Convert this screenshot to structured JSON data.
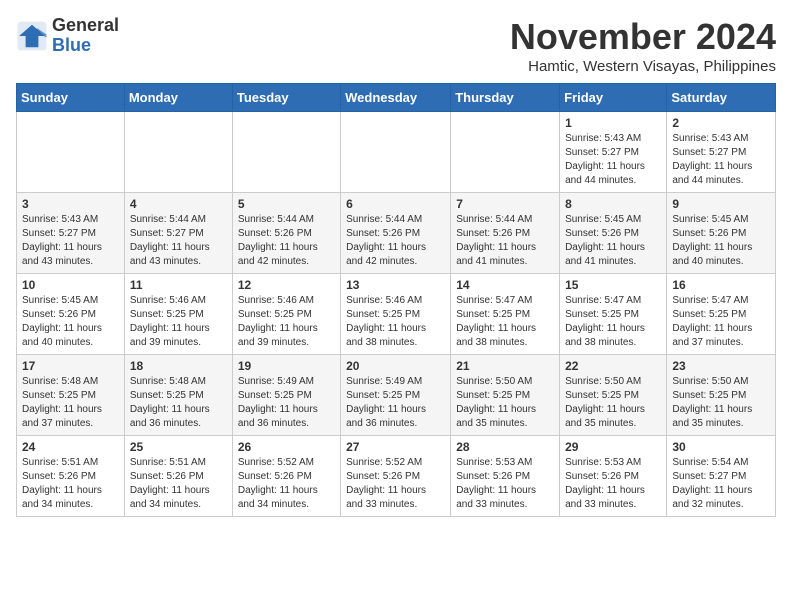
{
  "logo": {
    "general": "General",
    "blue": "Blue"
  },
  "title": "November 2024",
  "subtitle": "Hamtic, Western Visayas, Philippines",
  "weekdays": [
    "Sunday",
    "Monday",
    "Tuesday",
    "Wednesday",
    "Thursday",
    "Friday",
    "Saturday"
  ],
  "weeks": [
    [
      {
        "day": "",
        "info": ""
      },
      {
        "day": "",
        "info": ""
      },
      {
        "day": "",
        "info": ""
      },
      {
        "day": "",
        "info": ""
      },
      {
        "day": "",
        "info": ""
      },
      {
        "day": "1",
        "info": "Sunrise: 5:43 AM\nSunset: 5:27 PM\nDaylight: 11 hours and 44 minutes."
      },
      {
        "day": "2",
        "info": "Sunrise: 5:43 AM\nSunset: 5:27 PM\nDaylight: 11 hours and 44 minutes."
      }
    ],
    [
      {
        "day": "3",
        "info": "Sunrise: 5:43 AM\nSunset: 5:27 PM\nDaylight: 11 hours and 43 minutes."
      },
      {
        "day": "4",
        "info": "Sunrise: 5:44 AM\nSunset: 5:27 PM\nDaylight: 11 hours and 43 minutes."
      },
      {
        "day": "5",
        "info": "Sunrise: 5:44 AM\nSunset: 5:26 PM\nDaylight: 11 hours and 42 minutes."
      },
      {
        "day": "6",
        "info": "Sunrise: 5:44 AM\nSunset: 5:26 PM\nDaylight: 11 hours and 42 minutes."
      },
      {
        "day": "7",
        "info": "Sunrise: 5:44 AM\nSunset: 5:26 PM\nDaylight: 11 hours and 41 minutes."
      },
      {
        "day": "8",
        "info": "Sunrise: 5:45 AM\nSunset: 5:26 PM\nDaylight: 11 hours and 41 minutes."
      },
      {
        "day": "9",
        "info": "Sunrise: 5:45 AM\nSunset: 5:26 PM\nDaylight: 11 hours and 40 minutes."
      }
    ],
    [
      {
        "day": "10",
        "info": "Sunrise: 5:45 AM\nSunset: 5:26 PM\nDaylight: 11 hours and 40 minutes."
      },
      {
        "day": "11",
        "info": "Sunrise: 5:46 AM\nSunset: 5:25 PM\nDaylight: 11 hours and 39 minutes."
      },
      {
        "day": "12",
        "info": "Sunrise: 5:46 AM\nSunset: 5:25 PM\nDaylight: 11 hours and 39 minutes."
      },
      {
        "day": "13",
        "info": "Sunrise: 5:46 AM\nSunset: 5:25 PM\nDaylight: 11 hours and 38 minutes."
      },
      {
        "day": "14",
        "info": "Sunrise: 5:47 AM\nSunset: 5:25 PM\nDaylight: 11 hours and 38 minutes."
      },
      {
        "day": "15",
        "info": "Sunrise: 5:47 AM\nSunset: 5:25 PM\nDaylight: 11 hours and 38 minutes."
      },
      {
        "day": "16",
        "info": "Sunrise: 5:47 AM\nSunset: 5:25 PM\nDaylight: 11 hours and 37 minutes."
      }
    ],
    [
      {
        "day": "17",
        "info": "Sunrise: 5:48 AM\nSunset: 5:25 PM\nDaylight: 11 hours and 37 minutes."
      },
      {
        "day": "18",
        "info": "Sunrise: 5:48 AM\nSunset: 5:25 PM\nDaylight: 11 hours and 36 minutes."
      },
      {
        "day": "19",
        "info": "Sunrise: 5:49 AM\nSunset: 5:25 PM\nDaylight: 11 hours and 36 minutes."
      },
      {
        "day": "20",
        "info": "Sunrise: 5:49 AM\nSunset: 5:25 PM\nDaylight: 11 hours and 36 minutes."
      },
      {
        "day": "21",
        "info": "Sunrise: 5:50 AM\nSunset: 5:25 PM\nDaylight: 11 hours and 35 minutes."
      },
      {
        "day": "22",
        "info": "Sunrise: 5:50 AM\nSunset: 5:25 PM\nDaylight: 11 hours and 35 minutes."
      },
      {
        "day": "23",
        "info": "Sunrise: 5:50 AM\nSunset: 5:25 PM\nDaylight: 11 hours and 35 minutes."
      }
    ],
    [
      {
        "day": "24",
        "info": "Sunrise: 5:51 AM\nSunset: 5:26 PM\nDaylight: 11 hours and 34 minutes."
      },
      {
        "day": "25",
        "info": "Sunrise: 5:51 AM\nSunset: 5:26 PM\nDaylight: 11 hours and 34 minutes."
      },
      {
        "day": "26",
        "info": "Sunrise: 5:52 AM\nSunset: 5:26 PM\nDaylight: 11 hours and 34 minutes."
      },
      {
        "day": "27",
        "info": "Sunrise: 5:52 AM\nSunset: 5:26 PM\nDaylight: 11 hours and 33 minutes."
      },
      {
        "day": "28",
        "info": "Sunrise: 5:53 AM\nSunset: 5:26 PM\nDaylight: 11 hours and 33 minutes."
      },
      {
        "day": "29",
        "info": "Sunrise: 5:53 AM\nSunset: 5:26 PM\nDaylight: 11 hours and 33 minutes."
      },
      {
        "day": "30",
        "info": "Sunrise: 5:54 AM\nSunset: 5:27 PM\nDaylight: 11 hours and 32 minutes."
      }
    ]
  ]
}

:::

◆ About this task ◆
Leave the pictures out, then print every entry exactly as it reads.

◆ Finished task ◆
Convert this screenshot to structured JSON data.
{
  "logo": {
    "general": "General",
    "blue": "Blue"
  },
  "title": "November 2024",
  "subtitle": "Hamtic, Western Visayas, Philippines",
  "weekdays": [
    "Sunday",
    "Monday",
    "Tuesday",
    "Wednesday",
    "Thursday",
    "Friday",
    "Saturday"
  ],
  "weeks": [
    [
      {
        "day": "",
        "info": ""
      },
      {
        "day": "",
        "info": ""
      },
      {
        "day": "",
        "info": ""
      },
      {
        "day": "",
        "info": ""
      },
      {
        "day": "",
        "info": ""
      },
      {
        "day": "1",
        "info": "Sunrise: 5:43 AM\nSunset: 5:27 PM\nDaylight: 11 hours and 44 minutes."
      },
      {
        "day": "2",
        "info": "Sunrise: 5:43 AM\nSunset: 5:27 PM\nDaylight: 11 hours and 44 minutes."
      }
    ],
    [
      {
        "day": "3",
        "info": "Sunrise: 5:43 AM\nSunset: 5:27 PM\nDaylight: 11 hours and 43 minutes."
      },
      {
        "day": "4",
        "info": "Sunrise: 5:44 AM\nSunset: 5:27 PM\nDaylight: 11 hours and 43 minutes."
      },
      {
        "day": "5",
        "info": "Sunrise: 5:44 AM\nSunset: 5:26 PM\nDaylight: 11 hours and 42 minutes."
      },
      {
        "day": "6",
        "info": "Sunrise: 5:44 AM\nSunset: 5:26 PM\nDaylight: 11 hours and 42 minutes."
      },
      {
        "day": "7",
        "info": "Sunrise: 5:44 AM\nSunset: 5:26 PM\nDaylight: 11 hours and 41 minutes."
      },
      {
        "day": "8",
        "info": "Sunrise: 5:45 AM\nSunset: 5:26 PM\nDaylight: 11 hours and 41 minutes."
      },
      {
        "day": "9",
        "info": "Sunrise: 5:45 AM\nSunset: 5:26 PM\nDaylight: 11 hours and 40 minutes."
      }
    ],
    [
      {
        "day": "10",
        "info": "Sunrise: 5:45 AM\nSunset: 5:26 PM\nDaylight: 11 hours and 40 minutes."
      },
      {
        "day": "11",
        "info": "Sunrise: 5:46 AM\nSunset: 5:25 PM\nDaylight: 11 hours and 39 minutes."
      },
      {
        "day": "12",
        "info": "Sunrise: 5:46 AM\nSunset: 5:25 PM\nDaylight: 11 hours and 39 minutes."
      },
      {
        "day": "13",
        "info": "Sunrise: 5:46 AM\nSunset: 5:25 PM\nDaylight: 11 hours and 38 minutes."
      },
      {
        "day": "14",
        "info": "Sunrise: 5:47 AM\nSunset: 5:25 PM\nDaylight: 11 hours and 38 minutes."
      },
      {
        "day": "15",
        "info": "Sunrise: 5:47 AM\nSunset: 5:25 PM\nDaylight: 11 hours and 38 minutes."
      },
      {
        "day": "16",
        "info": "Sunrise: 5:47 AM\nSunset: 5:25 PM\nDaylight: 11 hours and 37 minutes."
      }
    ],
    [
      {
        "day": "17",
        "info": "Sunrise: 5:48 AM\nSunset: 5:25 PM\nDaylight: 11 hours and 37 minutes."
      },
      {
        "day": "18",
        "info": "Sunrise: 5:48 AM\nSunset: 5:25 PM\nDaylight: 11 hours and 36 minutes."
      },
      {
        "day": "19",
        "info": "Sunrise: 5:49 AM\nSunset: 5:25 PM\nDaylight: 11 hours and 36 minutes."
      },
      {
        "day": "20",
        "info": "Sunrise: 5:49 AM\nSunset: 5:25 PM\nDaylight: 11 hours and 36 minutes."
      },
      {
        "day": "21",
        "info": "Sunrise: 5:50 AM\nSunset: 5:25 PM\nDaylight: 11 hours and 35 minutes."
      },
      {
        "day": "22",
        "info": "Sunrise: 5:50 AM\nSunset: 5:25 PM\nDaylight: 11 hours and 35 minutes."
      },
      {
        "day": "23",
        "info": "Sunrise: 5:50 AM\nSunset: 5:25 PM\nDaylight: 11 hours and 35 minutes."
      }
    ],
    [
      {
        "day": "24",
        "info": "Sunrise: 5:51 AM\nSunset: 5:26 PM\nDaylight: 11 hours and 34 minutes."
      },
      {
        "day": "25",
        "info": "Sunrise: 5:51 AM\nSunset: 5:26 PM\nDaylight: 11 hours and 34 minutes."
      },
      {
        "day": "26",
        "info": "Sunrise: 5:52 AM\nSunset: 5:26 PM\nDaylight: 11 hours and 34 minutes."
      },
      {
        "day": "27",
        "info": "Sunrise: 5:52 AM\nSunset: 5:26 PM\nDaylight: 11 hours and 33 minutes."
      },
      {
        "day": "28",
        "info": "Sunrise: 5:53 AM\nSunset: 5:26 PM\nDaylight: 11 hours and 33 minutes."
      },
      {
        "day": "29",
        "info": "Sunrise: 5:53 AM\nSunset: 5:26 PM\nDaylight: 11 hours and 33 minutes."
      },
      {
        "day": "30",
        "info": "Sunrise: 5:54 AM\nSunset: 5:27 PM\nDaylight: 11 hours and 32 minutes."
      }
    ]
  ]
}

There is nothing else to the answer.